    Sometimes a book doesn't find a an agent home after a year. Two years. Sometimes it doesn't find a publisher after a year or two years (500 rejections and I'm still looking for an agent.) It takes a thick skin an perseverance and patience to work in the publishing industry, Agents do their best to get navigate a writer's career through rough terrain. My advice to any author who complains about their agents or the sales publisher's finished product: PUBLISH IT YOURSELF POD. Then you'll find out how hard it is to assemble a whole book. You'll come to appreiciate all that support an agent, editior and all those staff at the publishing house give you in your writing career.

  7. This is good to read.

    As far as firing an agent, one might do that, but they don't have to around telling everyone as pinning blame. After all, in any other business, if things didn't work out, you wouldn't necessarily gossip to everyone why, you'd simply move on and frame the departure in the most positive light that you could.

    Chalk that particular writer's actions as a lifetime of bad habits and effectively knowing how to burn bridges.

  8. This is a great post! It really shows how things can look from the other side. Thanks.


  9. I think we should just write the book the best we can and let the agent handle the details. They want to sell the book, its their paycheck too. Just take the advice given and move on. Let the agent do their job and just concentrate on writing the next book. I think dwelling on how long the sale takes just takes your energy away from your next book.

  10. Great advice.

    It's mind-boggling to me that an author would outright dismiss his or her agent's advice. Part of our jobs as writers is to learn as much as we can about the business, and sometimes that means accepting (and really, embracing) change.

    Also, authors who blame their agents for poor sales numbers once the book is released are out of their minds. Authors need to look in the mirror, shave, pluck their eyebrows, comb their hair and hit the road. Promote yourself. Network on the Internet. Offer free short stories on your website. Endorse contests. Get on the local NPR or University radio station. Speak at libraries, call your local B&N, Borders, Walden, B. Dalton, etc. and do signings.

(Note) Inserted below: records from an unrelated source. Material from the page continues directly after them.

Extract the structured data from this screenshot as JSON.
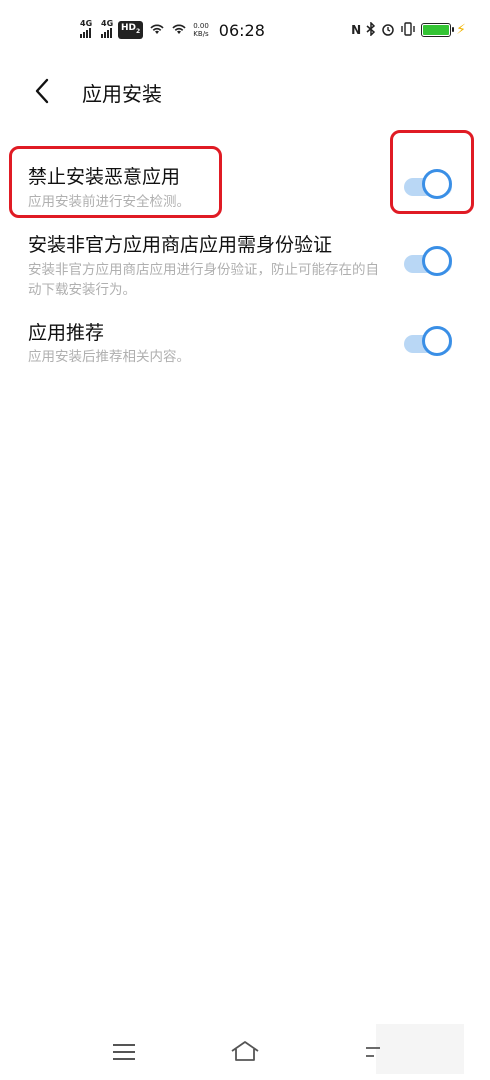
{
  "status_bar": {
    "signal1_label": "4G",
    "signal2_label": "4G",
    "hd_label": "HD",
    "hd_sub": "2",
    "speed_value": "0.00",
    "speed_unit": "KB/s",
    "time": "06:28",
    "battery_level": 1.0,
    "icons": [
      "nfc-icon",
      "bluetooth-icon",
      "alarm-icon",
      "vibrate-icon",
      "battery-icon",
      "charging-icon"
    ]
  },
  "header": {
    "title": "应用安装",
    "back_icon": "chevron-left-icon"
  },
  "settings": [
    {
      "title": "禁止安装恶意应用",
      "description": "应用安装前进行安全检测。",
      "enabled": true
    },
    {
      "title": "安装非官方应用商店应用需身份验证",
      "description": "安装非官方应用商店应用进行身份验证，防止可能存在的自动下载安装行为。",
      "enabled": true
    },
    {
      "title": "应用推荐",
      "description": "应用安装后推荐相关内容。",
      "enabled": true
    }
  ],
  "colors": {
    "accent": "#3a8fe6",
    "track": "#b9d7f5",
    "highlight": "#e01b24",
    "secondary_text": "#b0b0b0"
  },
  "nav_bar": {
    "icons": [
      "menu-icon",
      "home-icon",
      "back-icon"
    ]
  }
}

    Blaming your agent for poor sales is silly and irresponsible. As you said, agents are on our side. We should be grateful for all they do.